- [EXERCISE OBJECTIVE]
Check every line below, and copy those that include "views".
[Opening EXERCISE INPUTS section]
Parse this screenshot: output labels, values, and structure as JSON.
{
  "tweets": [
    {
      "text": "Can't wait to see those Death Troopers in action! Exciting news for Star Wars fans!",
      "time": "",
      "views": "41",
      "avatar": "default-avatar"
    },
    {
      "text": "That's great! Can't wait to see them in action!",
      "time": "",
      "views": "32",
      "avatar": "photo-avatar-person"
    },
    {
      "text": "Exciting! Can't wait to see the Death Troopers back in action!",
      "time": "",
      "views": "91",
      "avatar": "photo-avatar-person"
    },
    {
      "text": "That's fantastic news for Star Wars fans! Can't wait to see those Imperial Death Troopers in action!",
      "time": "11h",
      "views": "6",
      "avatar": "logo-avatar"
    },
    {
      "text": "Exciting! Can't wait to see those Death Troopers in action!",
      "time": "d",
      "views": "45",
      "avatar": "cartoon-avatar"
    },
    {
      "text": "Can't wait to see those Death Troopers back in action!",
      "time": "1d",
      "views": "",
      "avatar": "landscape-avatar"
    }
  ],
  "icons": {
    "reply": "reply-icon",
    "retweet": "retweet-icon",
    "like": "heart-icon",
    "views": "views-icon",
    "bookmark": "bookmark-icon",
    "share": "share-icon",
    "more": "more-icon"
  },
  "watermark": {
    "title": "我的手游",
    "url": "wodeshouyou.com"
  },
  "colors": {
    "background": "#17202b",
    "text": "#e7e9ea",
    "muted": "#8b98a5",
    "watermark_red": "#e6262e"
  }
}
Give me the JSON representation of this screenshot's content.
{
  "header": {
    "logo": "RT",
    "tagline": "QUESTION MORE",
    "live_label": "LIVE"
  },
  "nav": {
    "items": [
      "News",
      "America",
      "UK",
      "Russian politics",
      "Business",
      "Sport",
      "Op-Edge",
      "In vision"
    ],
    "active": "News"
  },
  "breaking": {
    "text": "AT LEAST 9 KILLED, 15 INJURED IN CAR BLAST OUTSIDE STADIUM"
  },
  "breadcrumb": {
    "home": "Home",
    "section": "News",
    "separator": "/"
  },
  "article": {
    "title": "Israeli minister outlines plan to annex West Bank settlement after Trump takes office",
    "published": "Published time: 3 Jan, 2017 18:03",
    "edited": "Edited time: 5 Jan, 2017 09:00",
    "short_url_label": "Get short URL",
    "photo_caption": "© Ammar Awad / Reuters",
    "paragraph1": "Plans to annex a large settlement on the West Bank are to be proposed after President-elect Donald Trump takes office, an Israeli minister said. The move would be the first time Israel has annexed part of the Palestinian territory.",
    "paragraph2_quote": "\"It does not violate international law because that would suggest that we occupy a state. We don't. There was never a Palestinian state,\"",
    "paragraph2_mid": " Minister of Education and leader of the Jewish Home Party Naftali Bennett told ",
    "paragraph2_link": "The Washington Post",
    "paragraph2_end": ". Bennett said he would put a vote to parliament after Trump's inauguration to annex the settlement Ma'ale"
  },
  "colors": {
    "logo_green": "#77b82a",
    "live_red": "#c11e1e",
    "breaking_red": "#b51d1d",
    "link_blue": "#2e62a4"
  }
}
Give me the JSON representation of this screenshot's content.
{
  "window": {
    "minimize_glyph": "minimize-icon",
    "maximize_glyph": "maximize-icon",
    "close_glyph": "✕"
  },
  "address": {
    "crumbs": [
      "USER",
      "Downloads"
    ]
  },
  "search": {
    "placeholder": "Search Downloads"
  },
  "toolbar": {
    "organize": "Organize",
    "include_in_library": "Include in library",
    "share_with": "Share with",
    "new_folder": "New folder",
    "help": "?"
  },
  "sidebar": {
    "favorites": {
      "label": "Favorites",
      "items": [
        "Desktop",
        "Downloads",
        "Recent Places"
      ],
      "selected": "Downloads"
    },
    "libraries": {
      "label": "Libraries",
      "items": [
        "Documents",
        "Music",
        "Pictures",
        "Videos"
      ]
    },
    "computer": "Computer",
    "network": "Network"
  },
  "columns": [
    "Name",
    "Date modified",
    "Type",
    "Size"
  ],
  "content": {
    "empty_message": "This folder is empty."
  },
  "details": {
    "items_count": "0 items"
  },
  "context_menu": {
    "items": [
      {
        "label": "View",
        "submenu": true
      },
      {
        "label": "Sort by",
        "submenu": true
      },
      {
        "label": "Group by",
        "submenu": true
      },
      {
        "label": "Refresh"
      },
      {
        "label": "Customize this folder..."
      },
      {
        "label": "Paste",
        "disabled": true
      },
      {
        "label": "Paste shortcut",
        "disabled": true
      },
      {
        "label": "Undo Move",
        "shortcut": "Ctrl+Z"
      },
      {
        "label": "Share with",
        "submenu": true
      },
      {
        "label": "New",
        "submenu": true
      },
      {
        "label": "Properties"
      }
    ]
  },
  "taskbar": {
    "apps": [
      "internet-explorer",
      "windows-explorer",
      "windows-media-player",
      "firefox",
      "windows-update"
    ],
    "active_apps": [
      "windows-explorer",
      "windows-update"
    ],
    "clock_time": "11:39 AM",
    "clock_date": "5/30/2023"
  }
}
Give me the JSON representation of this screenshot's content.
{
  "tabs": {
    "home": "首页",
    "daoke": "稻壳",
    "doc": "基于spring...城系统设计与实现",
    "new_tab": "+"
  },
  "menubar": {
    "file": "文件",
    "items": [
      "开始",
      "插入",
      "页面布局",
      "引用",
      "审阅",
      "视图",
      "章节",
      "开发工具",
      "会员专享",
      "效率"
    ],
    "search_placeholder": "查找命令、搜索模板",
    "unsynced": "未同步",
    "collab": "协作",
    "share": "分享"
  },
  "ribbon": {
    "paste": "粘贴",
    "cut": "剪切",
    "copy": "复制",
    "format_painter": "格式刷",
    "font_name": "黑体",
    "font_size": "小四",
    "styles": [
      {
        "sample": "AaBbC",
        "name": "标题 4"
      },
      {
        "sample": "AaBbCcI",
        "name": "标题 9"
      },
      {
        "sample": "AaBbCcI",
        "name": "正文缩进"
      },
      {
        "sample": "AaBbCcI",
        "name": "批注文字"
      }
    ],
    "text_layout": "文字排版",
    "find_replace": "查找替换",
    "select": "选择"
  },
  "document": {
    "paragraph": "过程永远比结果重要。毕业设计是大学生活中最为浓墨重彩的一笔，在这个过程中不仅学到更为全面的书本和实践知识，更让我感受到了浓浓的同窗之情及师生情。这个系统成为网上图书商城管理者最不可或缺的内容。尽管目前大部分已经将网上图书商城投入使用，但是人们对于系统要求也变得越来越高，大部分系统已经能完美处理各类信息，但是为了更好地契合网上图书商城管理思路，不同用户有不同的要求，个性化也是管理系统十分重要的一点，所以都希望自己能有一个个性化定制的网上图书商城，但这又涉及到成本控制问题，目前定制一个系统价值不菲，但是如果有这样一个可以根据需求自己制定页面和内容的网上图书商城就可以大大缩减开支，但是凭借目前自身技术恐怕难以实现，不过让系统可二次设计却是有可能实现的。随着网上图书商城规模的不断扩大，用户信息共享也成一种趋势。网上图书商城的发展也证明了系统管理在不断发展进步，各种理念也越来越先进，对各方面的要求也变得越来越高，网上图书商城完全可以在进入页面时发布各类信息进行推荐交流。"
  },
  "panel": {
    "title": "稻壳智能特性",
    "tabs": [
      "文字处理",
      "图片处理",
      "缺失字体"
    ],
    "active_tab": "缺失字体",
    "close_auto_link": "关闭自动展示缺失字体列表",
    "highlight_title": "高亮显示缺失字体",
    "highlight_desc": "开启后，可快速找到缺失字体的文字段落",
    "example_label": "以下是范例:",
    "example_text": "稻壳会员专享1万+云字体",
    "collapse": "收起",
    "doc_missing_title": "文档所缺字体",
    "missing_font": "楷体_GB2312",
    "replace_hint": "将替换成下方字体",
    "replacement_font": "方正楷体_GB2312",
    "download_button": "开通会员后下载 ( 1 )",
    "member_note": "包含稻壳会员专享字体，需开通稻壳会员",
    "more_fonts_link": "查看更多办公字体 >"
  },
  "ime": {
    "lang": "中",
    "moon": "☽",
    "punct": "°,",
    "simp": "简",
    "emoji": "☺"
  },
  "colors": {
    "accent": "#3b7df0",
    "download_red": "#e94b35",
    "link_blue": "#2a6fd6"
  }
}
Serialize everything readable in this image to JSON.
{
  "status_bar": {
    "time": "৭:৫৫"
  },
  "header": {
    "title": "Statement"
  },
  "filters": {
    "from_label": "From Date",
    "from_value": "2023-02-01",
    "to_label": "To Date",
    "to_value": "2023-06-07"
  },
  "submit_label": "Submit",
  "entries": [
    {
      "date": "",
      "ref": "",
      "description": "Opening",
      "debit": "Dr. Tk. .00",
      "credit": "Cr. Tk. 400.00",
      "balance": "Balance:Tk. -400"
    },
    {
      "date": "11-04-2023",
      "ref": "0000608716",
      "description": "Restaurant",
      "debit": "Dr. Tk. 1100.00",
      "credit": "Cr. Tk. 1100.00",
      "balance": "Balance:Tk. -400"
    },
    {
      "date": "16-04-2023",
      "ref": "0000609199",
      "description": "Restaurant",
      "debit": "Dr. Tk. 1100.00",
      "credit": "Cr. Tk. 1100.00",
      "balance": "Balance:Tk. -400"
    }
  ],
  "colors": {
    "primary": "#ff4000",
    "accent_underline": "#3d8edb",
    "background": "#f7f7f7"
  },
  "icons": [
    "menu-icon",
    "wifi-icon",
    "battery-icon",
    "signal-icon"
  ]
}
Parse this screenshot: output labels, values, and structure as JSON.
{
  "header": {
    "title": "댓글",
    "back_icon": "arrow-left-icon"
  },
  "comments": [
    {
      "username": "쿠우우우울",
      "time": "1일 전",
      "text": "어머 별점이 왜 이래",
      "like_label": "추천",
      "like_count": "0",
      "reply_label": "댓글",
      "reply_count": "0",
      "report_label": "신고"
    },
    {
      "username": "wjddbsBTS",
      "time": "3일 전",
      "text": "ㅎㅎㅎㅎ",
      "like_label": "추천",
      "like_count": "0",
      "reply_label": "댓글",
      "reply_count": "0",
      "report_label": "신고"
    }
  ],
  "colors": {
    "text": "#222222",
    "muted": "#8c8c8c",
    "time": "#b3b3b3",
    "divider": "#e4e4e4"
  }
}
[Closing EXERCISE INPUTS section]
- [SOLUTION FOR THIS TASK]
      "views": "41",
      "views": "32",
      "views": "91",
      "views": "6",
      "views": "45",
      "views": "",
    "views": "views-icon",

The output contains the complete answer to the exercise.